The National Institute for Health and Care Excellence has expanded the treatment options available to patients with ulcerative colitis on the National Health Service.
Merck Sharpe & Dohme’s Remicade (infliximab) and Simponi (golimumab) and AbbVie’s Humira (adalimumab) will be routinely funded on the NHS to treat the chronic bowel condition in patients with moderate to severe disease, significantly expanding access to these biologics.
Around 146,000 people in the UK live with UC, and the new recommendation means that more options are available to patients giving them a greater chance of controlling symptoms “so they can have a much better quality of life,” said Carole Longson, NICE Health Technology Evaluation Centre Director.

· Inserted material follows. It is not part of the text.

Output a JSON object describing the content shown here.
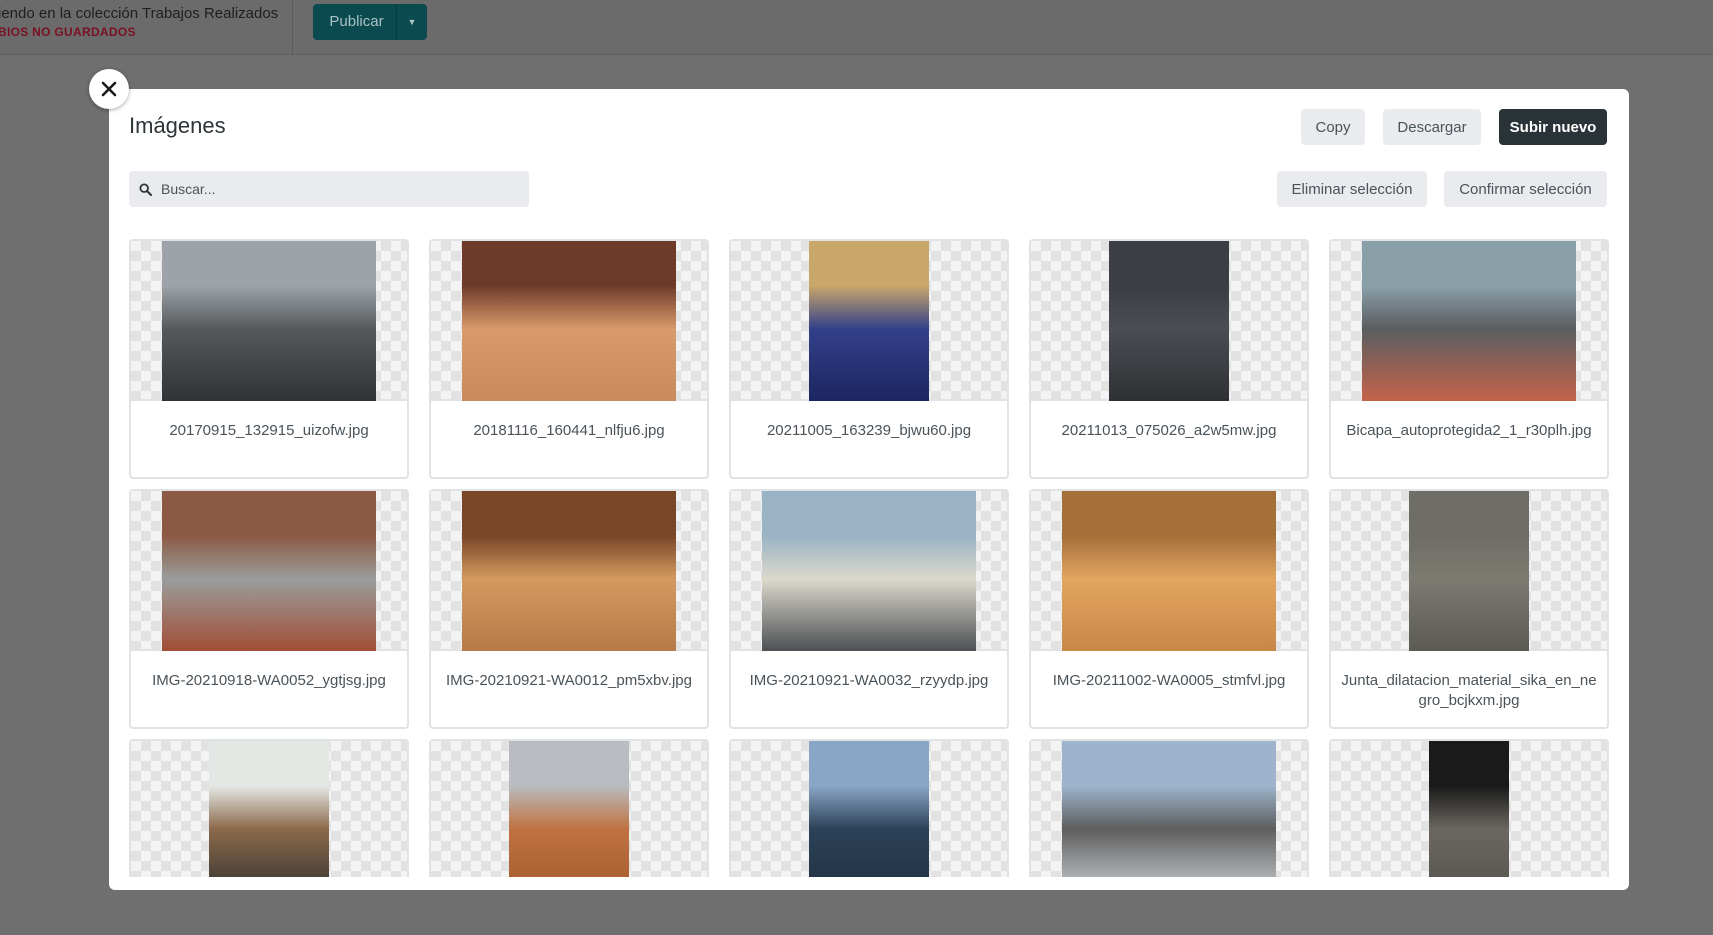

MSD said the guidance “marks a significant step-change in the treatment options available for patients with moderately to severely active disease, with previous guidance restricting the use of these newer biologic therapies to those hospitalised with severe UC”. Until now, patients who were considered subacute and non-hospitalised faced having their colons removed if conventional therapies failed, so access to alternative treatment options will no doubt be very welcome.
Also welcoming the guidance, Chris Probert, Professor of Gastroenterology at the University of Liverpool, chair of the IBD Section for the British Society of Gastroenterology and vice-chair of the Clinical Advisers Committee for Crohn’s and Colitis UK, said “hopefully most patients will not require such drugs, but it is a great comfort to know that we can use them when we need to”.